TO DO:
State how many lines in the records below contain the word "accent". Nothing else is needed.

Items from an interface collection
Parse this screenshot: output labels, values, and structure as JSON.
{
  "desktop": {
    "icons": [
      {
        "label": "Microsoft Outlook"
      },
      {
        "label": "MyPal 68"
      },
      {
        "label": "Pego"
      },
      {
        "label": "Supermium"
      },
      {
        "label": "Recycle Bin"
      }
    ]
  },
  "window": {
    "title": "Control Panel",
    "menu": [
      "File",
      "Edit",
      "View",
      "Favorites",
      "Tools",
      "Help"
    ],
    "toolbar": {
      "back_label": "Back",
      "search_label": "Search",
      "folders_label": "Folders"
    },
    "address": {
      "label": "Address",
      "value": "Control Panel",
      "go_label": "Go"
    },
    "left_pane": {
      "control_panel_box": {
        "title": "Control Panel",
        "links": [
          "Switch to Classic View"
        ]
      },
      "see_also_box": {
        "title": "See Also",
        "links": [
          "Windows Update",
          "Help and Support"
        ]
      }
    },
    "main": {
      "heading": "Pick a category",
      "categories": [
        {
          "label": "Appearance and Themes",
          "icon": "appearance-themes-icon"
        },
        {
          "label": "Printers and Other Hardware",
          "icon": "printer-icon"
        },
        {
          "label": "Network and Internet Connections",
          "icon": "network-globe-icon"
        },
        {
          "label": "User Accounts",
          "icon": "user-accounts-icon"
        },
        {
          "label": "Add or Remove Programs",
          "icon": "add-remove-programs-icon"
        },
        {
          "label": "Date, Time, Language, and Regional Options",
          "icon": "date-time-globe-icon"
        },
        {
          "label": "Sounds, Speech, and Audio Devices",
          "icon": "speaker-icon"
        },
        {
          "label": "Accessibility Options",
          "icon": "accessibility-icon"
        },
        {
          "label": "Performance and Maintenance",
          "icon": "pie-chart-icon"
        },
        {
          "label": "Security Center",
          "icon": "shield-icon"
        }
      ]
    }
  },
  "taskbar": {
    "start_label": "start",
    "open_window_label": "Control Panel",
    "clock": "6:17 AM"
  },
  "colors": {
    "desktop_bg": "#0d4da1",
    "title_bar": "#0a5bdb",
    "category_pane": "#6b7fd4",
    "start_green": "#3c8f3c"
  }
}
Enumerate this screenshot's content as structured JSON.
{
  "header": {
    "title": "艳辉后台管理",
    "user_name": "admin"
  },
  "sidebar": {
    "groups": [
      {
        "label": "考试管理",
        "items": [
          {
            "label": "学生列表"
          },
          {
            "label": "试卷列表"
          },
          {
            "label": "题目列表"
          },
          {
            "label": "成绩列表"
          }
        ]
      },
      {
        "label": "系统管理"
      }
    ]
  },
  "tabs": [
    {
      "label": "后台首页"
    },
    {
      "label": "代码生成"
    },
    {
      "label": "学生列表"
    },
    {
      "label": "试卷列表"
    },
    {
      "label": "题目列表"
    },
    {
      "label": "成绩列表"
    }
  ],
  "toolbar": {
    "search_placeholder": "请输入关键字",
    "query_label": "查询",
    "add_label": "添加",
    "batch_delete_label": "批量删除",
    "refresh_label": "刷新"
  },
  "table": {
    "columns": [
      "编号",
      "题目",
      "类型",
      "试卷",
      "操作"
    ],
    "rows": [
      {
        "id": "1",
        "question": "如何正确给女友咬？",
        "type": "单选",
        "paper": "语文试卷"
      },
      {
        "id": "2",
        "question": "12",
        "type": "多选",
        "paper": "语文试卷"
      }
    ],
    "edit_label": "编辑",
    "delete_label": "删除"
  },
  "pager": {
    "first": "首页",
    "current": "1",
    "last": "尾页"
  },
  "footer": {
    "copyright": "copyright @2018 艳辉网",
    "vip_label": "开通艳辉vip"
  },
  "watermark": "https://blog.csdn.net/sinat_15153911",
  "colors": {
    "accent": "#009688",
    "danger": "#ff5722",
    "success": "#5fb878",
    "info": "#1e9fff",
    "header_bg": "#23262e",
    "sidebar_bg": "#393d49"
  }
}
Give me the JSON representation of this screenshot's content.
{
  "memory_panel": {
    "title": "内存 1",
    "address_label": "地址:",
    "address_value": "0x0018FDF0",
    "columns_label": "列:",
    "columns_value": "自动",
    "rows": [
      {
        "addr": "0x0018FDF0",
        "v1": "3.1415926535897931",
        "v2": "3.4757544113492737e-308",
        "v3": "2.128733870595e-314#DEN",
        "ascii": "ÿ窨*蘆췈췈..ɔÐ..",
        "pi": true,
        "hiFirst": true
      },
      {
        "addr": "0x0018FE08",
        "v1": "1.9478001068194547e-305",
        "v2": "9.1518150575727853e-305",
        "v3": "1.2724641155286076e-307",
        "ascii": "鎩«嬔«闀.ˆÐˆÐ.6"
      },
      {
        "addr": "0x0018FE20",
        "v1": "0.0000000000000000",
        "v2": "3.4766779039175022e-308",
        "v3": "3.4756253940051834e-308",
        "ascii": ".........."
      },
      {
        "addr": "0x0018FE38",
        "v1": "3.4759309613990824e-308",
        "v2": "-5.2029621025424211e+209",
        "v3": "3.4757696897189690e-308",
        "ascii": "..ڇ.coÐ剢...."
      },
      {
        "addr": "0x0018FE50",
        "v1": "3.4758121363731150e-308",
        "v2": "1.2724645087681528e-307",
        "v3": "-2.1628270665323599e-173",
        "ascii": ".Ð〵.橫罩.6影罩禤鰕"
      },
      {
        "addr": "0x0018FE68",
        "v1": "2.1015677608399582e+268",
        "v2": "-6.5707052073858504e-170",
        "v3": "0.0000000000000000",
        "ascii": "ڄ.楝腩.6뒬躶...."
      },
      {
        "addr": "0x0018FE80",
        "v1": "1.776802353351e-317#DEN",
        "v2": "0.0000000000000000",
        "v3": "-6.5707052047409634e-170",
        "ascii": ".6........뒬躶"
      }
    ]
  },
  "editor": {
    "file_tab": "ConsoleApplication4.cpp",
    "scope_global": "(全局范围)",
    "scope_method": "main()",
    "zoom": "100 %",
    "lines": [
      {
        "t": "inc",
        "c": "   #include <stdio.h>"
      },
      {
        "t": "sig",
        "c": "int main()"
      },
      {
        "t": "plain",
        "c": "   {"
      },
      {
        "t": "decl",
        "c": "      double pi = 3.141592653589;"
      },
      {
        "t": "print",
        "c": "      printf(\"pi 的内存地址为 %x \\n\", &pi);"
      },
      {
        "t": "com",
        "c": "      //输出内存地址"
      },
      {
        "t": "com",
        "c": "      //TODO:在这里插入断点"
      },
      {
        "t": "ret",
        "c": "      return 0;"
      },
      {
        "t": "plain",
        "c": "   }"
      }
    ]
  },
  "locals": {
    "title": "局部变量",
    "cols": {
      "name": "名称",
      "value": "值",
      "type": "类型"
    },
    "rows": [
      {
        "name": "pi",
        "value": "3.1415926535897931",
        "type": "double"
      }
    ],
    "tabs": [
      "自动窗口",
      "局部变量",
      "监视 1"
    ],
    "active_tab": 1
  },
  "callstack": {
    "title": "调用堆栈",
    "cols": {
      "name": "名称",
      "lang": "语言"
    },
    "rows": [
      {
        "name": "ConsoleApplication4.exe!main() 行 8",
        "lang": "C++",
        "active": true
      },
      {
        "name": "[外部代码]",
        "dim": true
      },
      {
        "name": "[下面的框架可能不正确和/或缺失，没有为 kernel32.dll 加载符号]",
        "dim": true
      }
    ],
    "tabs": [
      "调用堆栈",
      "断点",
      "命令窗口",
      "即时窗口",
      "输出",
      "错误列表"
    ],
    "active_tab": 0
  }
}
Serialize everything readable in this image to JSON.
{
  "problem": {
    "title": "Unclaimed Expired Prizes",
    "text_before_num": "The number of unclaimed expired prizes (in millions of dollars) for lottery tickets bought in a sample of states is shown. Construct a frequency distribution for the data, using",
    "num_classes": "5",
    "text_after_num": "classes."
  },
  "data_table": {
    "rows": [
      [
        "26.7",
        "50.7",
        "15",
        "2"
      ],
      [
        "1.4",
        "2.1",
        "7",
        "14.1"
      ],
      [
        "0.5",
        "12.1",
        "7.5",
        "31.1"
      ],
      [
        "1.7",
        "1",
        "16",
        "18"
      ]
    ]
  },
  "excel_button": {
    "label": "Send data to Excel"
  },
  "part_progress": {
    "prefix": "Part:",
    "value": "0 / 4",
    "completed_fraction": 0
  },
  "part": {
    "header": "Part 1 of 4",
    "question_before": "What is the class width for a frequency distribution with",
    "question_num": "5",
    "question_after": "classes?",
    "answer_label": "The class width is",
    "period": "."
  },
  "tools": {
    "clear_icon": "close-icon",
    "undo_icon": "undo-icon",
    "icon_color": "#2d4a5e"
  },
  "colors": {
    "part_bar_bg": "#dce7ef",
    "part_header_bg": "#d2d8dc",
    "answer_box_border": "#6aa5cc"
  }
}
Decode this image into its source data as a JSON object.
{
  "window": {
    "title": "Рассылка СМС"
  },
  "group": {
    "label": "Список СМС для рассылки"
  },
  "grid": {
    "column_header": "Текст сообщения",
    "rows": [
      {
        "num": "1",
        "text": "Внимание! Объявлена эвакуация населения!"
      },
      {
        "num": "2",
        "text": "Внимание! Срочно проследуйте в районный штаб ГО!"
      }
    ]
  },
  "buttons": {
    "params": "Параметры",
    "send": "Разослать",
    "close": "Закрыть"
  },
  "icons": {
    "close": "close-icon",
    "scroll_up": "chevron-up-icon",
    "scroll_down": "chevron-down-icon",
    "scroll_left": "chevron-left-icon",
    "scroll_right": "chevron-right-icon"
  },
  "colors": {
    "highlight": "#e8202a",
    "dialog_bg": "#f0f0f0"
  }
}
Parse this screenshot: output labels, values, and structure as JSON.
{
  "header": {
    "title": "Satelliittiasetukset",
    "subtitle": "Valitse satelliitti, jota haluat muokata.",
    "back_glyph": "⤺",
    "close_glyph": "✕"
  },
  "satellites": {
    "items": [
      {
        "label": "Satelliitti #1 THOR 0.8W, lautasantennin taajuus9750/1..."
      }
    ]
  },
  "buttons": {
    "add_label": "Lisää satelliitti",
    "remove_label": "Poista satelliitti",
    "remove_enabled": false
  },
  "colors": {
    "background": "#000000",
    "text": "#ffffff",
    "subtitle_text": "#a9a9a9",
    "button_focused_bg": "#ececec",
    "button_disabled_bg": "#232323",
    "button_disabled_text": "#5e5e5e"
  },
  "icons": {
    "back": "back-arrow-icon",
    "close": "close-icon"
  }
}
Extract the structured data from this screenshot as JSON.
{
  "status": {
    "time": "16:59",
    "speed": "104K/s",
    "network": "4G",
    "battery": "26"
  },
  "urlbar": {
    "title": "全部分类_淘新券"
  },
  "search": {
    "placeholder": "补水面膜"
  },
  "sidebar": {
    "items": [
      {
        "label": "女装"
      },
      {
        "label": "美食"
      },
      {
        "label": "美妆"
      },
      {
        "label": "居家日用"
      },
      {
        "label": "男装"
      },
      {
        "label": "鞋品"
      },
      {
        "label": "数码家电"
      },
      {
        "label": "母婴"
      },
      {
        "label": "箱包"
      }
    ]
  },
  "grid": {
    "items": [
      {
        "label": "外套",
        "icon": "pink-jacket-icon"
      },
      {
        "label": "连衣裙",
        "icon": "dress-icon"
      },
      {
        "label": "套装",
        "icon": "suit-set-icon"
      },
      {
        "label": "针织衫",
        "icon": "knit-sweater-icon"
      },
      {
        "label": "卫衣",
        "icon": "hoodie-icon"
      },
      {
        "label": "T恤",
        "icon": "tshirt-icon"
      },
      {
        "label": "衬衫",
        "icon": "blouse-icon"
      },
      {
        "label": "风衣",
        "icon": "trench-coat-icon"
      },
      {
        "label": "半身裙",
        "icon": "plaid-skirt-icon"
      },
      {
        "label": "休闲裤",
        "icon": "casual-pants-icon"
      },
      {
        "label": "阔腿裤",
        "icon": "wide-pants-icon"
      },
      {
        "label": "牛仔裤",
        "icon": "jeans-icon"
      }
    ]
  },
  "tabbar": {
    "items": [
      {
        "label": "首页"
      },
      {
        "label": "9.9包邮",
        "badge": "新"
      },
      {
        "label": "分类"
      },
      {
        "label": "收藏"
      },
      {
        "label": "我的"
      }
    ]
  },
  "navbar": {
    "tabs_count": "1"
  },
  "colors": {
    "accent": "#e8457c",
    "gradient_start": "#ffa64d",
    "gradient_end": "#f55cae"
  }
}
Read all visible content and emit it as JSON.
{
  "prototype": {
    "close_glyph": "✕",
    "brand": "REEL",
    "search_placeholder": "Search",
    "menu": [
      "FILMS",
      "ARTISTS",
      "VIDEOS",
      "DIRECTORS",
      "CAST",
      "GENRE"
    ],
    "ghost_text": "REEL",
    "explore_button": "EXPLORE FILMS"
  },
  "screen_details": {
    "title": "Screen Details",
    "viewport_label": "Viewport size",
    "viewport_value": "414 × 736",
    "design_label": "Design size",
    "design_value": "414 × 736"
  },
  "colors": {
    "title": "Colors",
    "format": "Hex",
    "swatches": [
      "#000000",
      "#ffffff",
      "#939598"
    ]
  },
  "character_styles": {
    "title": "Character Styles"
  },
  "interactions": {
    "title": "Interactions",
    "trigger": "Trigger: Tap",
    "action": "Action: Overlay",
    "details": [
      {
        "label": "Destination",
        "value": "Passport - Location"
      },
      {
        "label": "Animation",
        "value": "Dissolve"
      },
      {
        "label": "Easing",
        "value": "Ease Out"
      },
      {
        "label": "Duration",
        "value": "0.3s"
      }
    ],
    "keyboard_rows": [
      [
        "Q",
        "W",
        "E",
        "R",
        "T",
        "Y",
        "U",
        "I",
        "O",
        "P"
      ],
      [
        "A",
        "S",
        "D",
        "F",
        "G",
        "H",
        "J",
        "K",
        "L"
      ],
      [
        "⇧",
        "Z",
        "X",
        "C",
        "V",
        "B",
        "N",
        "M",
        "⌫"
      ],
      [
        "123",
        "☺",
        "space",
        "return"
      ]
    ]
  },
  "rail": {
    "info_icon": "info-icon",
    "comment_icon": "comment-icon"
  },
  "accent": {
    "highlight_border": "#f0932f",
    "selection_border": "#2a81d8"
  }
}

RESULT OF THE TASK:
3